The current slowdown raises the question of whether emerging markets can bounce back to the growth rates seen in the last decade, or if their prospects are dimmer than we thought a few years ago. Strong external demand and developing supply chains brought higher growth through trade and specialization in the 2000s. And prudent policies paid off. Countries that managed their economies well in the “good times” had more firepower to deal with the global financial crisis. Conversely, economies with large external and financial imbalances, including much of emerging Europe, are going through a painful deleveraging process and have experienced a more protracted recovery since Lehman.
Whether this slowdown is long lasting depends on how much of it is considered structural— jargon used by economists to reflect fundamental changes in an economy’s growth potential. But growth potential is an unobservable metric. Taking into account the fact that cheap financing and rising commodity prices over the past decade raised investment and growth in many economies, and the fact that those favorable tailwinds are fading, we estimate that emerging market’s “potential” growth needs to be revised down. IMF forecasts for growth five years ahead are down by 0.7 percentage points compared to October 2012. Market analysts have made similar downward revisions.
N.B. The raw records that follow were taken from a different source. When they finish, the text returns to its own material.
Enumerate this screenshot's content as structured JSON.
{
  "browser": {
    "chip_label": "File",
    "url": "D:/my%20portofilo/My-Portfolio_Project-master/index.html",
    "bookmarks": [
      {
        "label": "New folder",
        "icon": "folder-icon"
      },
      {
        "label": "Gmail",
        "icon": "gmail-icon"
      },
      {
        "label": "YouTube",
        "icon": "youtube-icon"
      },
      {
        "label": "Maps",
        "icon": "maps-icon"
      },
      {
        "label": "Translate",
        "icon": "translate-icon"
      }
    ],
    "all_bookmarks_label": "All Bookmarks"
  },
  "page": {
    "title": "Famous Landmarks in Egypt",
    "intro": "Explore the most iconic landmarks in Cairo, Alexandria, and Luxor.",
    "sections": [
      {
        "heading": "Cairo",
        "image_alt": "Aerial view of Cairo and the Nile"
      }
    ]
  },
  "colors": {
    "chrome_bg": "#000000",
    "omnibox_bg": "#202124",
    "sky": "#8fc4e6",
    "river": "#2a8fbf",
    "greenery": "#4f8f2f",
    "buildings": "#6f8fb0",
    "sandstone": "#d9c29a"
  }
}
What this means is that policymakers in emerging markets need to recognize that they will grow at lower rates than in the past. Otherwise, they risk over stimulating their economies and generating imbalances that will come back to haunt them. But there are things that they can do to generate higher sustainable growth.
Back to the future—renewed emphasis on old challenges
This discussion takes on added significance when we take into account the imminent tightening of global interest rates. Following the U.S. Fed’s tapering announcement, some emerging markets have seen large and disruptive capital outflows. And more vulnerable emerging markets, those with high and growing current account deficits and high inflation, have seen sharper exchange rate depreciation and bond-yield increases. Policies will be critical in the period ahead, as investors will increasingly differentiate between emerging market countries according to their policy frameworks and health of their balance sheets.
How can emerging markets get their groove back? At the risk of restating what may seem like “old hat,” countries will need to identify reform priorities to remove supply bottlenecks, boost productivity and move their economies up in the value chain of economic activities. This means addressing lingering barriers to long-term growth— pushing ahead with infrastructure investment and improving the business climate, for example. Countercyclical demand management policies will no longer do the trick.
The stakes are high and the need for decisive policy action is now. Given the time it takes to implement structural measures and the natural lags with which the economy will respond, emerging market rebound will not be fast or easy. But they will have to start soon if they want to avoid the risk of a lost decade.